What you have to do: Every line of the records that holds the word "this" should be copied.

Data for processing:
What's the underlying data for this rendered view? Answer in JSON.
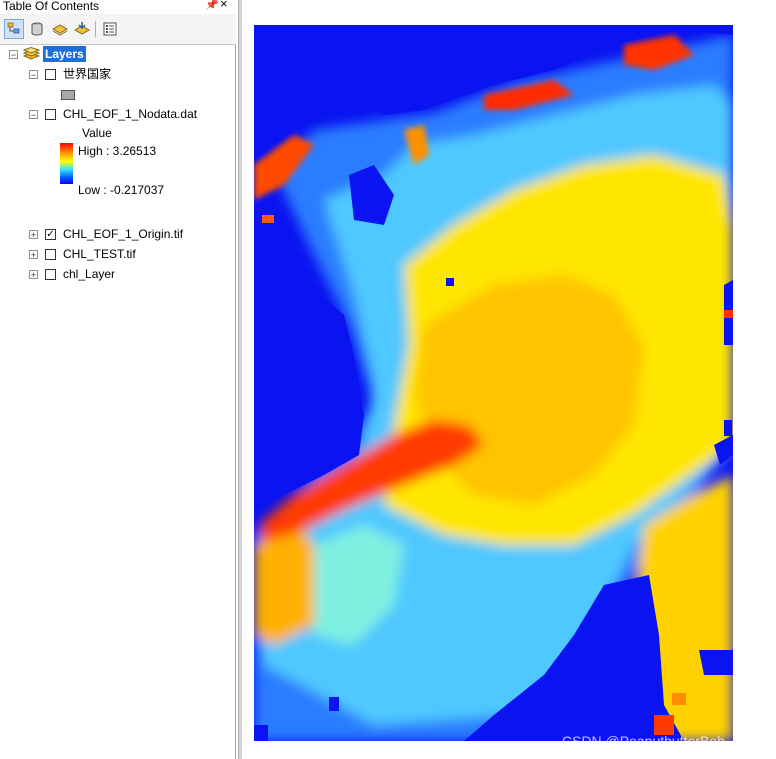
{
  "toc": {
    "title": "Table Of Contents",
    "pin_icon": "pin-icon",
    "close_icon": "close-icon",
    "toolbar": [
      "list-by-drawing-order-icon",
      "list-by-source-icon",
      "list-by-visibility-icon",
      "list-by-selection-icon",
      "options-icon"
    ],
    "layers_label": "Layers",
    "items": [
      {
        "label": "世界国家",
        "checked": false
      },
      {
        "label": "CHL_EOF_1_Nodata.dat",
        "checked": false
      },
      {
        "label": "CHL_EOF_1_Origin.tif",
        "checked": true
      },
      {
        "label": "CHL_TEST.tif",
        "checked": false
      },
      {
        "label": "chl_Layer",
        "checked": false
      }
    ],
    "legend": {
      "heading": "Value",
      "high": "High : 3.26513",
      "low": "Low : -0.217037"
    }
  },
  "map": {
    "layer": "CHL_EOF_1_Origin.tif",
    "colors": {
      "nodata": "#0a14f0",
      "red": "#ff2a00",
      "orange": "#ff8a00",
      "yellow": "#ffee00",
      "cyan": "#40e0ff",
      "blue": "#1080ff"
    }
  },
  "watermark": "CSDN @PeanutbutterBoh"
}
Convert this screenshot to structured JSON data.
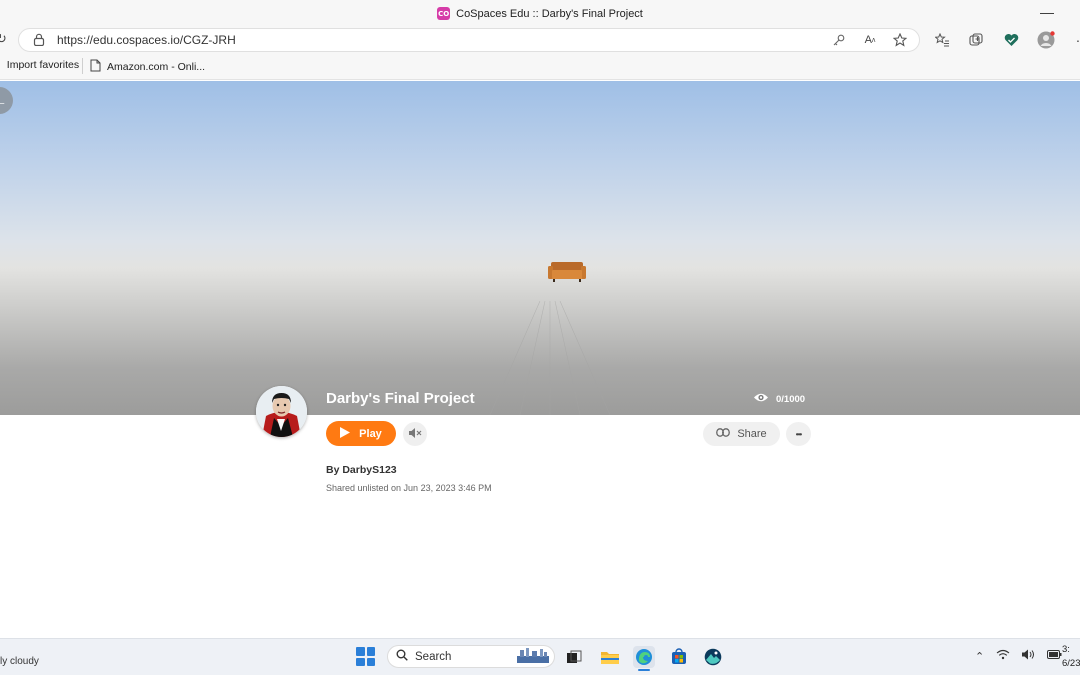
{
  "browser": {
    "tab_title": "CoSpaces Edu :: Darby's Final Project",
    "tab_icon": "cospaces-logo-icon",
    "url": "https://edu.cospaces.io/CGZ-JRH",
    "favorites": [
      {
        "label": "Import favorites",
        "icon": "import-icon"
      },
      {
        "label": "Amazon.com - Onli...",
        "icon": "page-icon"
      }
    ]
  },
  "project": {
    "title": "Darby's Final Project",
    "views": "0/1000",
    "play_label": "Play",
    "share_label": "Share",
    "more_label": "•••",
    "author": "By DarbyS123",
    "shared": "Shared unlisted on Jun 23, 2023 3:46 PM"
  },
  "taskbar": {
    "weather": "ly cloudy",
    "search_label": "Search",
    "clock_time": "3:",
    "clock_date": "6/23"
  },
  "colors": {
    "play_button": "#ff7a12",
    "sky_top": "#9fbfe6",
    "floor": "#9c9c9b"
  }
}
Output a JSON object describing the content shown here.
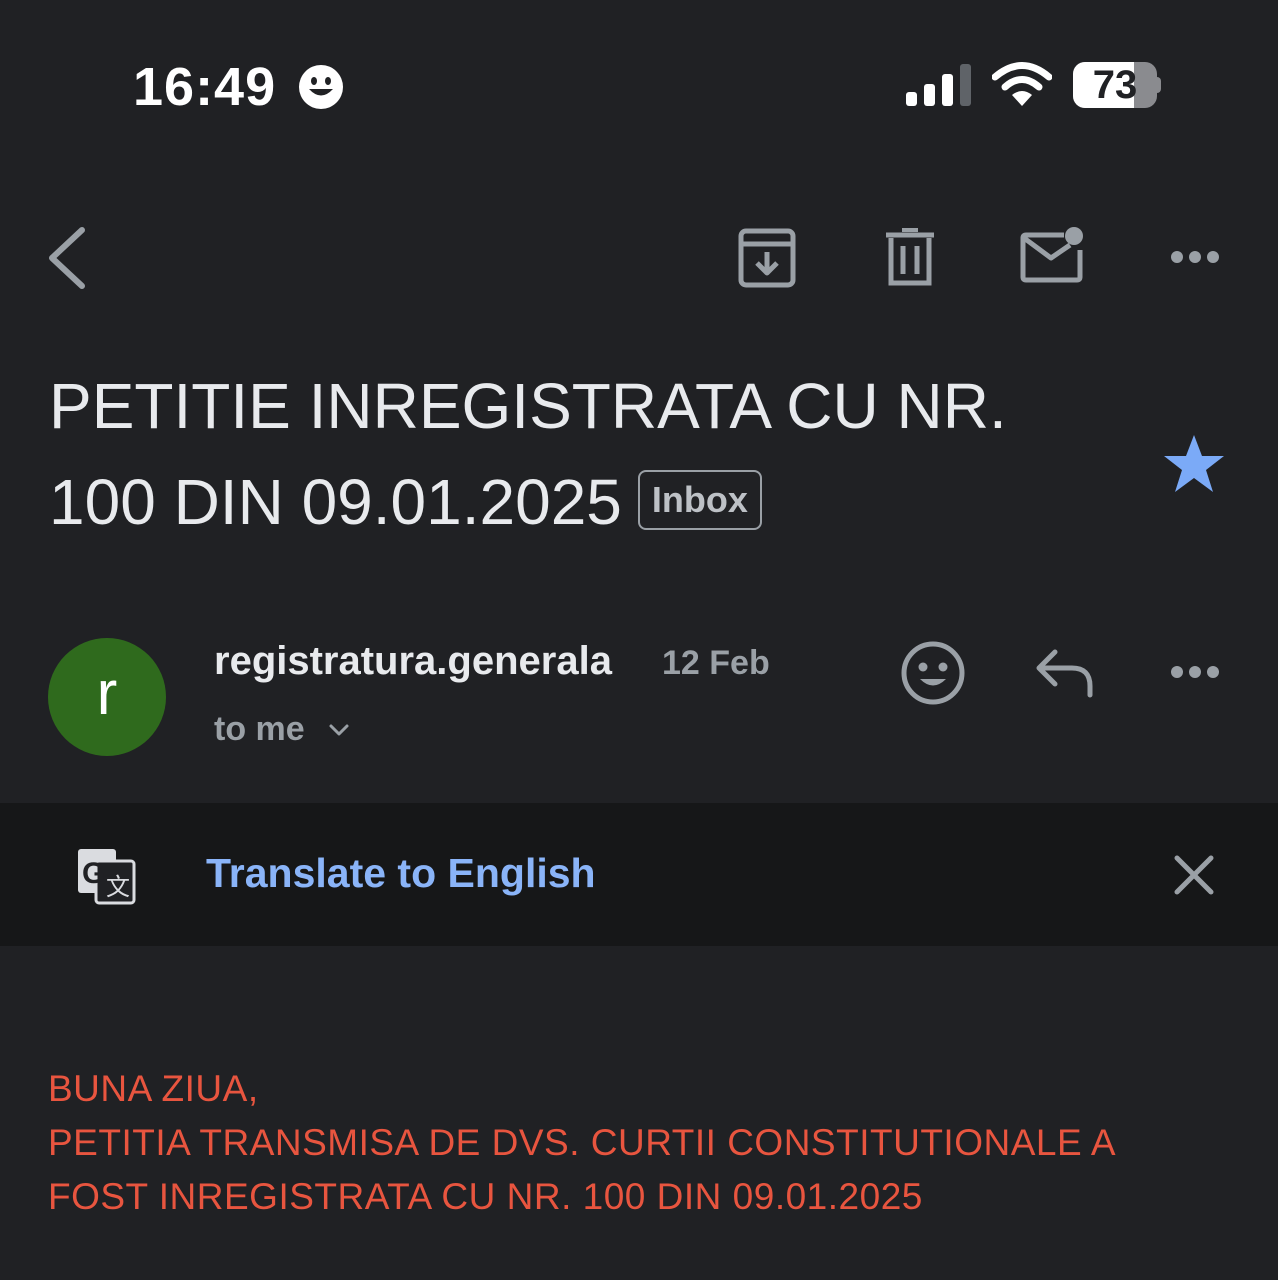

Exercise response:
What's the underlying data for this rendered view? Answer in JSON.
Convert this screenshot to structured JSON data.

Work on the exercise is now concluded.